Dentist and conservationist Hotlin Ompusunggu combines conservation and healthcare through community-based projects, with a mission to break the cycle between poverty and illegal logging in Indonesia. Her innovative approach is having an impact, for the better, on both people and the natural world, which is why she has been recognized as a National Geographic Emerging Explorer.
Hotlin is the Co-Founder of Alam Sehat Lestari (ASRI), a nongovernmental organization in West Kalimantan, Indonesia. ASRI improves conservation and health outcomes through healthcare and community-based projects.
Her passion lies at the intersection of human and environmental health. She believes that “not only can we have healthy people and a healthy environment, but the two are fundamentally interlinked. We cannot separate one from the other.” Hotlin is hopeful that the success of ASRI can serve as a model to other endangered communities and environments worldwide.
Mateus Mutemba, the Warden of Gorongosa National Park in Mozambique, has been selected as one of National Geographic’s Class of 2017 Emerging Explorers.
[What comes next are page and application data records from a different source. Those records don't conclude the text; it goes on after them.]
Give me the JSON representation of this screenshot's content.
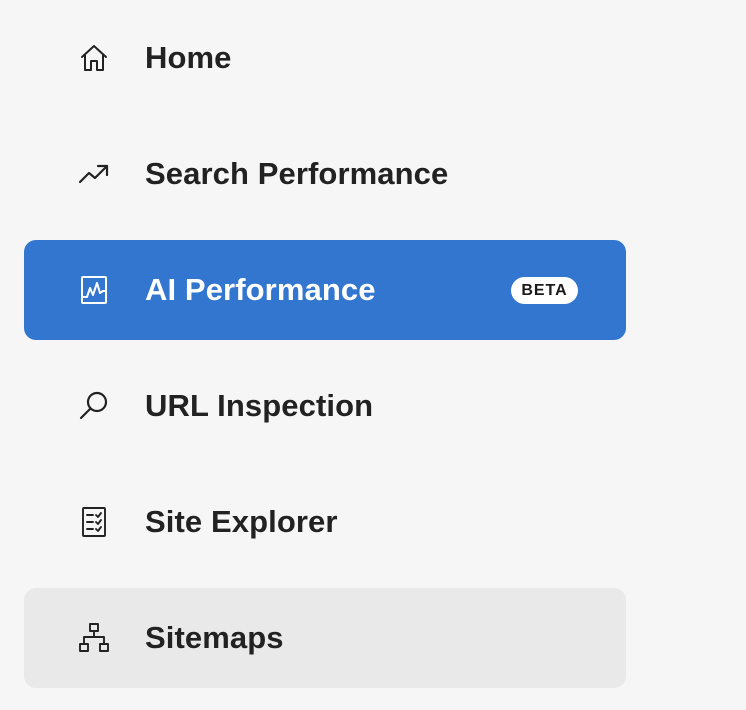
{
  "nav": {
    "items": [
      {
        "label": "Home",
        "icon": "home-icon"
      },
      {
        "label": "Search Performance",
        "icon": "trending-up-icon"
      },
      {
        "label": "AI Performance",
        "icon": "chart-frame-icon",
        "badge": "BETA",
        "selected": true
      },
      {
        "label": "URL Inspection",
        "icon": "magnifier-icon"
      },
      {
        "label": "Site Explorer",
        "icon": "checklist-icon"
      },
      {
        "label": "Sitemaps",
        "icon": "sitemap-icon",
        "hovered": true
      }
    ]
  },
  "colors": {
    "background": "#f6f6f6",
    "selected": "#3276d0",
    "hovered": "#e9e9e9",
    "text": "#222222",
    "selected_text": "#ffffff",
    "badge_bg": "#ffffff"
  }
}
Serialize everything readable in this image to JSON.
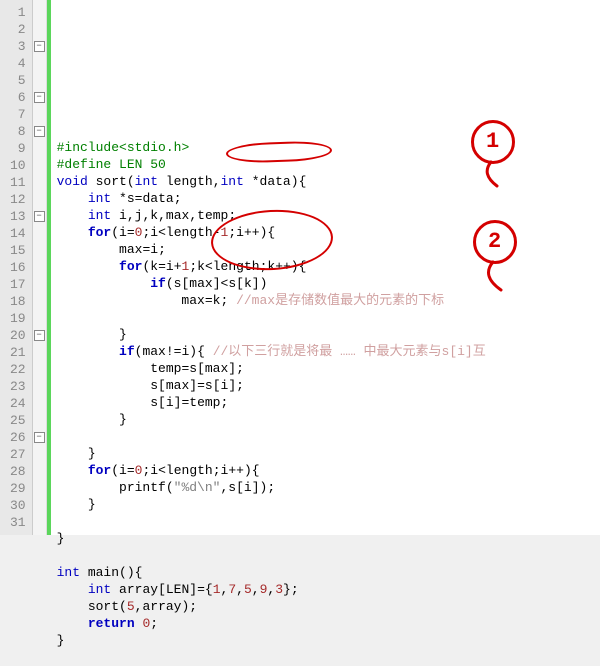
{
  "lines": [
    {
      "n": 1,
      "fold": null,
      "tokens": [
        [
          "pre",
          "#include"
        ],
        [
          "pre",
          "<stdio.h>"
        ]
      ]
    },
    {
      "n": 2,
      "fold": null,
      "tokens": [
        [
          "pre",
          "#define LEN 50"
        ]
      ]
    },
    {
      "n": 3,
      "fold": "box",
      "tokens": [
        [
          "type",
          "void "
        ],
        [
          "ident",
          "sort"
        ],
        [
          "op",
          "("
        ],
        [
          "type",
          "int "
        ],
        [
          "ident",
          "length"
        ],
        [
          "op",
          ","
        ],
        [
          "type",
          "int "
        ],
        [
          "op",
          "*"
        ],
        [
          "ident",
          "data"
        ],
        [
          "op",
          ")"
        ],
        [
          "brace",
          "{"
        ]
      ]
    },
    {
      "n": 4,
      "fold": null,
      "tokens": [
        [
          "ident",
          "    "
        ],
        [
          "type",
          "int "
        ],
        [
          "op",
          "*"
        ],
        [
          "ident",
          "s"
        ],
        [
          "op",
          "="
        ],
        [
          "ident",
          "data"
        ],
        [
          "op",
          ";"
        ]
      ]
    },
    {
      "n": 5,
      "fold": null,
      "tokens": [
        [
          "ident",
          "    "
        ],
        [
          "type",
          "int "
        ],
        [
          "ident",
          "i"
        ],
        [
          "op",
          ","
        ],
        [
          "ident",
          "j"
        ],
        [
          "op",
          ","
        ],
        [
          "ident",
          "k"
        ],
        [
          "op",
          ","
        ],
        [
          "ident",
          "max"
        ],
        [
          "op",
          ","
        ],
        [
          "ident",
          "temp"
        ],
        [
          "op",
          ";"
        ]
      ]
    },
    {
      "n": 6,
      "fold": "box",
      "tokens": [
        [
          "ident",
          "    "
        ],
        [
          "kw",
          "for"
        ],
        [
          "op",
          "("
        ],
        [
          "ident",
          "i"
        ],
        [
          "op",
          "="
        ],
        [
          "num",
          "0"
        ],
        [
          "op",
          ";"
        ],
        [
          "ident",
          "i"
        ],
        [
          "op",
          "<"
        ],
        [
          "ident",
          "length"
        ],
        [
          "op",
          "-"
        ],
        [
          "num",
          "1"
        ],
        [
          "op",
          ";"
        ],
        [
          "ident",
          "i"
        ],
        [
          "op",
          "++"
        ],
        [
          "op",
          ")"
        ],
        [
          "brace",
          "{"
        ]
      ]
    },
    {
      "n": 7,
      "fold": null,
      "tokens": [
        [
          "ident",
          "        max"
        ],
        [
          "op",
          "="
        ],
        [
          "ident",
          "i"
        ],
        [
          "op",
          ";"
        ]
      ]
    },
    {
      "n": 8,
      "fold": "box",
      "tokens": [
        [
          "ident",
          "        "
        ],
        [
          "kw",
          "for"
        ],
        [
          "op",
          "("
        ],
        [
          "ident",
          "k"
        ],
        [
          "op",
          "="
        ],
        [
          "ident",
          "i"
        ],
        [
          "op",
          "+"
        ],
        [
          "num",
          "1"
        ],
        [
          "op",
          ";"
        ],
        [
          "ident",
          "k"
        ],
        [
          "op",
          "<"
        ],
        [
          "ident",
          "length"
        ],
        [
          "op",
          ";"
        ],
        [
          "ident",
          "k"
        ],
        [
          "op",
          "++"
        ],
        [
          "op",
          ")"
        ],
        [
          "brace",
          "{"
        ]
      ]
    },
    {
      "n": 9,
      "fold": null,
      "tokens": [
        [
          "ident",
          "            "
        ],
        [
          "kw",
          "if"
        ],
        [
          "op",
          "("
        ],
        [
          "ident",
          "s"
        ],
        [
          "op",
          "["
        ],
        [
          "ident",
          "max"
        ],
        [
          "op",
          "]"
        ],
        [
          "op",
          "<"
        ],
        [
          "ident",
          "s"
        ],
        [
          "op",
          "["
        ],
        [
          "ident",
          "k"
        ],
        [
          "op",
          "]"
        ],
        [
          "op",
          ")"
        ]
      ]
    },
    {
      "n": 10,
      "fold": null,
      "tokens": [
        [
          "ident",
          "                max"
        ],
        [
          "op",
          "="
        ],
        [
          "ident",
          "k"
        ],
        [
          "op",
          ";"
        ],
        [
          "commcn",
          " //max是存储数值最大的元素的下标"
        ]
      ]
    },
    {
      "n": 11,
      "fold": null,
      "tokens": [
        [
          "ident",
          ""
        ]
      ]
    },
    {
      "n": 12,
      "fold": null,
      "tokens": [
        [
          "ident",
          "        "
        ],
        [
          "brace",
          "}"
        ]
      ]
    },
    {
      "n": 13,
      "fold": "box",
      "tokens": [
        [
          "ident",
          "        "
        ],
        [
          "kw",
          "if"
        ],
        [
          "op",
          "("
        ],
        [
          "ident",
          "max"
        ],
        [
          "op",
          "!="
        ],
        [
          "ident",
          "i"
        ],
        [
          "op",
          ")"
        ],
        [
          "brace",
          "{"
        ],
        [
          "commcn",
          " //以下三行就是将最 …… 中最大元素与s[i]互"
        ]
      ]
    },
    {
      "n": 14,
      "fold": null,
      "tokens": [
        [
          "ident",
          "            temp"
        ],
        [
          "op",
          "="
        ],
        [
          "ident",
          "s"
        ],
        [
          "op",
          "["
        ],
        [
          "ident",
          "max"
        ],
        [
          "op",
          "]"
        ],
        [
          "op",
          ";"
        ]
      ]
    },
    {
      "n": 15,
      "fold": null,
      "tokens": [
        [
          "ident",
          "            s"
        ],
        [
          "op",
          "["
        ],
        [
          "ident",
          "max"
        ],
        [
          "op",
          "]"
        ],
        [
          "op",
          "="
        ],
        [
          "ident",
          "s"
        ],
        [
          "op",
          "["
        ],
        [
          "ident",
          "i"
        ],
        [
          "op",
          "]"
        ],
        [
          "op",
          ";"
        ]
      ]
    },
    {
      "n": 16,
      "fold": null,
      "tokens": [
        [
          "ident",
          "            s"
        ],
        [
          "op",
          "["
        ],
        [
          "ident",
          "i"
        ],
        [
          "op",
          "]"
        ],
        [
          "op",
          "="
        ],
        [
          "ident",
          "temp"
        ],
        [
          "op",
          ";"
        ]
      ]
    },
    {
      "n": 17,
      "fold": null,
      "tokens": [
        [
          "ident",
          "        "
        ],
        [
          "brace",
          "}"
        ]
      ]
    },
    {
      "n": 18,
      "fold": null,
      "tokens": [
        [
          "ident",
          ""
        ]
      ]
    },
    {
      "n": 19,
      "fold": null,
      "tokens": [
        [
          "ident",
          "    "
        ],
        [
          "brace",
          "}"
        ]
      ]
    },
    {
      "n": 20,
      "fold": "box",
      "tokens": [
        [
          "ident",
          "    "
        ],
        [
          "kw",
          "for"
        ],
        [
          "op",
          "("
        ],
        [
          "ident",
          "i"
        ],
        [
          "op",
          "="
        ],
        [
          "num",
          "0"
        ],
        [
          "op",
          ";"
        ],
        [
          "ident",
          "i"
        ],
        [
          "op",
          "<"
        ],
        [
          "ident",
          "length"
        ],
        [
          "op",
          ";"
        ],
        [
          "ident",
          "i"
        ],
        [
          "op",
          "++"
        ],
        [
          "op",
          ")"
        ],
        [
          "brace",
          "{"
        ]
      ]
    },
    {
      "n": 21,
      "fold": null,
      "tokens": [
        [
          "ident",
          "        "
        ],
        [
          "ident",
          "printf"
        ],
        [
          "op",
          "("
        ],
        [
          "str",
          "\"%d\\n\""
        ],
        [
          "op",
          ","
        ],
        [
          "ident",
          "s"
        ],
        [
          "op",
          "["
        ],
        [
          "ident",
          "i"
        ],
        [
          "op",
          "]"
        ],
        [
          "op",
          ")"
        ],
        [
          "op",
          ";"
        ]
      ]
    },
    {
      "n": 22,
      "fold": null,
      "tokens": [
        [
          "ident",
          "    "
        ],
        [
          "brace",
          "}"
        ]
      ]
    },
    {
      "n": 23,
      "fold": null,
      "tokens": [
        [
          "ident",
          ""
        ]
      ]
    },
    {
      "n": 24,
      "fold": null,
      "tokens": [
        [
          "brace",
          "}"
        ]
      ]
    },
    {
      "n": 25,
      "fold": null,
      "tokens": [
        [
          "ident",
          ""
        ]
      ]
    },
    {
      "n": 26,
      "fold": "box",
      "tokens": [
        [
          "type",
          "int "
        ],
        [
          "ident",
          "main"
        ],
        [
          "op",
          "()"
        ],
        [
          "brace",
          "{"
        ]
      ]
    },
    {
      "n": 27,
      "fold": null,
      "tokens": [
        [
          "ident",
          "    "
        ],
        [
          "type",
          "int "
        ],
        [
          "ident",
          "array"
        ],
        [
          "op",
          "["
        ],
        [
          "ident",
          "LEN"
        ],
        [
          "op",
          "]"
        ],
        [
          "op",
          "="
        ],
        [
          "brace",
          "{"
        ],
        [
          "num",
          "1"
        ],
        [
          "op",
          ","
        ],
        [
          "num",
          "7"
        ],
        [
          "op",
          ","
        ],
        [
          "num",
          "5"
        ],
        [
          "op",
          ","
        ],
        [
          "num",
          "9"
        ],
        [
          "op",
          ","
        ],
        [
          "num",
          "3"
        ],
        [
          "brace",
          "}"
        ],
        [
          "op",
          ";"
        ]
      ]
    },
    {
      "n": 28,
      "fold": null,
      "tokens": [
        [
          "ident",
          "    sort"
        ],
        [
          "op",
          "("
        ],
        [
          "num",
          "5"
        ],
        [
          "op",
          ","
        ],
        [
          "ident",
          "array"
        ],
        [
          "op",
          ")"
        ],
        [
          "op",
          ";"
        ]
      ]
    },
    {
      "n": 29,
      "fold": null,
      "tokens": [
        [
          "ident",
          "    "
        ],
        [
          "kw",
          "return "
        ],
        [
          "num",
          "0"
        ],
        [
          "op",
          ";"
        ]
      ]
    },
    {
      "n": 30,
      "fold": null,
      "tokens": [
        [
          "brace",
          "}"
        ]
      ]
    },
    {
      "n": 31,
      "fold": null,
      "tokens": [
        [
          "ident",
          ""
        ]
      ]
    }
  ],
  "annotations": {
    "badge1": "1",
    "badge2": "2"
  }
}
A spectacular 4,000-square-kilometer (1,500-square-miles, slightly larger than Rhode Island) national park in southeast Africa, Gorongosa is located in central Mozambique’s Sofala Province. Historically, its unique bio-geographical features supported some of the densest wildlife populations in Africa. Leading conservationists, including Harvard Professor E.O. Wilson, scientific advisor to the park, consider Gorongosa to be the greatest restoration success in Africa — and now one of the most biodiversity-rich protected areas in the world.
Joe Grabowski, from Canada, is an educator and scuba diver working to bring science, exploration, adventure and conservation into classrooms across North America through virtual speakers and field trips. Grabowski is using technology to open the most remote corners of the planet to classrooms.
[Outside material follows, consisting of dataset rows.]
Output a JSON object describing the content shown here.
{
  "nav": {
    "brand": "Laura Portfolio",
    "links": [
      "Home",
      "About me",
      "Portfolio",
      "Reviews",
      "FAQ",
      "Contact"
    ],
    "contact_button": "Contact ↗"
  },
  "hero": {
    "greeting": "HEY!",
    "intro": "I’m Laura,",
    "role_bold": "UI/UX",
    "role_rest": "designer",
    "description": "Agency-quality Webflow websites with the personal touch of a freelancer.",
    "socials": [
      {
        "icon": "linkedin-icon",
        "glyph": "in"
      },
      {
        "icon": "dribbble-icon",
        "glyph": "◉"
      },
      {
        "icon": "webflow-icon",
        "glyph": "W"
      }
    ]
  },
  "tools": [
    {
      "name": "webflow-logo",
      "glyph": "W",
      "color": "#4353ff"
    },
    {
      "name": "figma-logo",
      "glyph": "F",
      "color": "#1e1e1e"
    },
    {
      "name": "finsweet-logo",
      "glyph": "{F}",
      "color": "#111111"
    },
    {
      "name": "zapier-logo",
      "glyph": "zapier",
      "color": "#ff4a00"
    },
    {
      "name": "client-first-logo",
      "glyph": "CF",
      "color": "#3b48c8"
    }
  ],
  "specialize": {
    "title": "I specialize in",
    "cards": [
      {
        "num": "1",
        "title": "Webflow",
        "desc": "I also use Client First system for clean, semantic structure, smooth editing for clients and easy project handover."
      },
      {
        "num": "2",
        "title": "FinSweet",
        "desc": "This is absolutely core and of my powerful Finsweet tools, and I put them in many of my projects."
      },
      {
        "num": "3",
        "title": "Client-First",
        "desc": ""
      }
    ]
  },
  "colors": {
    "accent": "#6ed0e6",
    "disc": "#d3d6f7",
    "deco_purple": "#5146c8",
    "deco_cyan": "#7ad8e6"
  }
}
Native to rivers and lakes in the Amazon and Orinoco river systems in South America, the yellow-spotted river turtle (Podocnemis unifilis) is facing a high risk of extinction in the wild, and is therefore assessed as Vulnerable on the International Union for Conservation of Nature Red List of Threatened Species. The U.S. Fish & Wildlife Service lists the species as Endangered wherever found, in terms of the U.S. Endangered Species Act.
National Geographic Photo Ark animals “takeover” of New York’s Times Square and other major U.S. cities today, Endangered Species Day, marks the launch of the #SaveTogether campaign aimed at saving species.
For many species, time is running out. “That’s why on Endangered Species Day, the National Geographic Society and the Outdoor Advertising Association of America (OAAA), the national trade association for the out of home (OOH) advertising industry, launched a groundbreaking OOH campaign aimed at saving species at risk in the wild, NGS and OAAA say in a news release about the campaign. The key message is: “See what we can #SaveTogether before it’s too late.”
To support that campaign on Endangered Species Day, National Geographic Voices is featuring a selection of photographs from National Geographic Photo Ark, complementing the images that will “take over” Times Square and other venues.
To celebrate Mother’s Day, a few enchanting moments captured by National Geographic Photo Ark photographer Joel Sartore of mothers and their babies.
In a controversial move by the U.S. Fish and Wildlife Administration, the West Indian Manatee (Trichechus manatus) is being reclassified today, May 5, from Endangered to Threatened under the Endangered Species Act. What does that mean and why are some conservationists upset about the change?